5. Jump Cut

While most video editors avoid jump cuts because they can look amateurish, when used in a certain way, it can be an effective type of cut that adds to the story instead of takes away from it. A jump cut is an abrupt change between the sequential clips. Oftentimes, they don’t fit together and will prove jarring when your audience watches the clip. Unless you have a specific reason for using the jump cut in the scene, if you’re a beginner, it’s best avoided.

6. Pans

This a horizontal movement using a fixed camera and is opposite to that of a tilt, where the latter is a vertical movement.

7. B-roll
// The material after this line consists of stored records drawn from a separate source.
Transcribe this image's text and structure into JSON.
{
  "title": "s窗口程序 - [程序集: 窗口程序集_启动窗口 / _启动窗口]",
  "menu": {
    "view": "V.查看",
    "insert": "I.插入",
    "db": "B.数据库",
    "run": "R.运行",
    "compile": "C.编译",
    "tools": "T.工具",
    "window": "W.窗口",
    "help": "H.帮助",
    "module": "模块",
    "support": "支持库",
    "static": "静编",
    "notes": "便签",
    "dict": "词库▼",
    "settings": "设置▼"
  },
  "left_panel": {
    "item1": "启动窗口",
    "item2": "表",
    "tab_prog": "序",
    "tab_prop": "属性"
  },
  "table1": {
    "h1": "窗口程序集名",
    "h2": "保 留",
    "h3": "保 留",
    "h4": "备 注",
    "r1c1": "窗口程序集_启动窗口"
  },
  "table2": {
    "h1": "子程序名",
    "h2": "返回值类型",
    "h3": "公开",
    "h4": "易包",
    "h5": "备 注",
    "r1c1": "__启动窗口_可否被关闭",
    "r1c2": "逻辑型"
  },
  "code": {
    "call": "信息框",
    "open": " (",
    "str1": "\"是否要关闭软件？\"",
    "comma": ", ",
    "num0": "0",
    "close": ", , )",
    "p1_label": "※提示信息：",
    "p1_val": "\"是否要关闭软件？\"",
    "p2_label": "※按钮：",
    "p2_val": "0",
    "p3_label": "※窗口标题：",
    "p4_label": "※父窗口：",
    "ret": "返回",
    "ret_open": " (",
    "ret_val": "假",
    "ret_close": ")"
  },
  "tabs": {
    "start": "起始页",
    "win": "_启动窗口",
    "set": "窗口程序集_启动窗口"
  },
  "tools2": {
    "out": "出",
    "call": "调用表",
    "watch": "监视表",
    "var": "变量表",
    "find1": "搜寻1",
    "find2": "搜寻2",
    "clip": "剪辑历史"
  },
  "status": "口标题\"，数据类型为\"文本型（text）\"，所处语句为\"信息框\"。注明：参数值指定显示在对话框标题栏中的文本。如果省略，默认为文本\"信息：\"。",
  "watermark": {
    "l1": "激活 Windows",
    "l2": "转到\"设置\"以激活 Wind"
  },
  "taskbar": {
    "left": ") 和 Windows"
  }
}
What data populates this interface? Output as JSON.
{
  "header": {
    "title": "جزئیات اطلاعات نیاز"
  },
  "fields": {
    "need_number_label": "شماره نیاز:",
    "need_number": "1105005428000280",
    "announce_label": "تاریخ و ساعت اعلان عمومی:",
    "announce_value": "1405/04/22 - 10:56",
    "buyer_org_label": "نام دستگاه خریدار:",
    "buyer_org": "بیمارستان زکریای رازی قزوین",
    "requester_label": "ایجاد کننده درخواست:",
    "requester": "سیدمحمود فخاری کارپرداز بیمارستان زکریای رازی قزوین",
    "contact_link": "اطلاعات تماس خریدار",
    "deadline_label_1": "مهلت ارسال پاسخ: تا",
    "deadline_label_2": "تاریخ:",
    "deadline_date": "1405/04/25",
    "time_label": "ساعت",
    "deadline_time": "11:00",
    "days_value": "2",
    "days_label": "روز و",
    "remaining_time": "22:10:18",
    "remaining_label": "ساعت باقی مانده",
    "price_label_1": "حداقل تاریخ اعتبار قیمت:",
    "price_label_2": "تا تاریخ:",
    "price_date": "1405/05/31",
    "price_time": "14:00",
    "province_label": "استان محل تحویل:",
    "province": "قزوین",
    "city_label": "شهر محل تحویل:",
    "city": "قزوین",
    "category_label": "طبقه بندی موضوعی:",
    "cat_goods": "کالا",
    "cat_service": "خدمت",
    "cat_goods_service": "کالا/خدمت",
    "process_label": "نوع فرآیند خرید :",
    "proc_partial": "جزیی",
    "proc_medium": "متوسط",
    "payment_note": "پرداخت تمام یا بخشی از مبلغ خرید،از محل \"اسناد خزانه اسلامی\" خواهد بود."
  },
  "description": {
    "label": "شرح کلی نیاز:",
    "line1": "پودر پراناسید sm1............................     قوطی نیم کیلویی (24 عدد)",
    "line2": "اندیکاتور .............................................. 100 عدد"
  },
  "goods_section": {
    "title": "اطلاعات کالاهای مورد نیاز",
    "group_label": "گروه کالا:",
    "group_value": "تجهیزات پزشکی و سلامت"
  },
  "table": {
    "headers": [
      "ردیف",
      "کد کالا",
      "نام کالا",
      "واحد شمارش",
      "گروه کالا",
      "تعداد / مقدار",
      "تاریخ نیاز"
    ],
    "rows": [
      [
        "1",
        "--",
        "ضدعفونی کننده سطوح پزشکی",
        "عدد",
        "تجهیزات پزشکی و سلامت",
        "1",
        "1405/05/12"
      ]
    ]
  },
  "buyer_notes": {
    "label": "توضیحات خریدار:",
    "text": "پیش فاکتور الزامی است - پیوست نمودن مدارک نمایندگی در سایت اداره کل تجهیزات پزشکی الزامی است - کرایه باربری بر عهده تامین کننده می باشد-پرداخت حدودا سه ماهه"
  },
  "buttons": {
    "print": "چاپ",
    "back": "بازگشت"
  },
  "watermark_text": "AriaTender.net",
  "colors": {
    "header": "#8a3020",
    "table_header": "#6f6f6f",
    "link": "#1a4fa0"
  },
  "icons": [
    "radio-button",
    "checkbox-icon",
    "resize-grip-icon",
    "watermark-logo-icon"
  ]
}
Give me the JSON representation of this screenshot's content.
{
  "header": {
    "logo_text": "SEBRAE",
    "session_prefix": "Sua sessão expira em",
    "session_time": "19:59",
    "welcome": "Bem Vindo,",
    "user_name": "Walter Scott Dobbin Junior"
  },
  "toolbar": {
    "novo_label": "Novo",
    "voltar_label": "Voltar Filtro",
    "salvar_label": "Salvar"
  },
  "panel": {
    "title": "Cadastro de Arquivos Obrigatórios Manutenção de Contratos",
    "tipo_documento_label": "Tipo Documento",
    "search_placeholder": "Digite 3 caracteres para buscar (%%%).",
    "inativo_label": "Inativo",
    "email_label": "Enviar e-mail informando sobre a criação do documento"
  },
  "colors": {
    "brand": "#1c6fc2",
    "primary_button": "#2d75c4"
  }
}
This is a collection of supplementary footage that helps to “fill in” a somewhat inconsistent scene. It can also work by giving viewers more details about an event, a situation or location. It’s used to help the viewers transition from one scene to the next in the most pleasant and informative way possible.

8. Foley

A foley is when you create a sound for a film. Most of the time, certain “natural” sounds like the sound of footsteps, chewing or something as mundane as crumpling paper aren’t captured live during taping. Instead, these are reproduced by a foley artist inside the studio.

9. Three-Point Lighting

This is a form of setting up the lights using 3 main ones. Having a 3-point lighting setup helps get rid of shadows, creates good contrast and a balanced image. These lights are termed as the Fill, the Key, and the Backlights.

10. Shot List

For a videographer, a shot list is a checklist for all the shots you want to include in your production. When you plan your shots ahead, you can become more efficient with your time. It’s also great especially when you’re renting gear and need to return them at a particular date. At the same time, it helps you have a smooth production because you already know what needs to be done and when.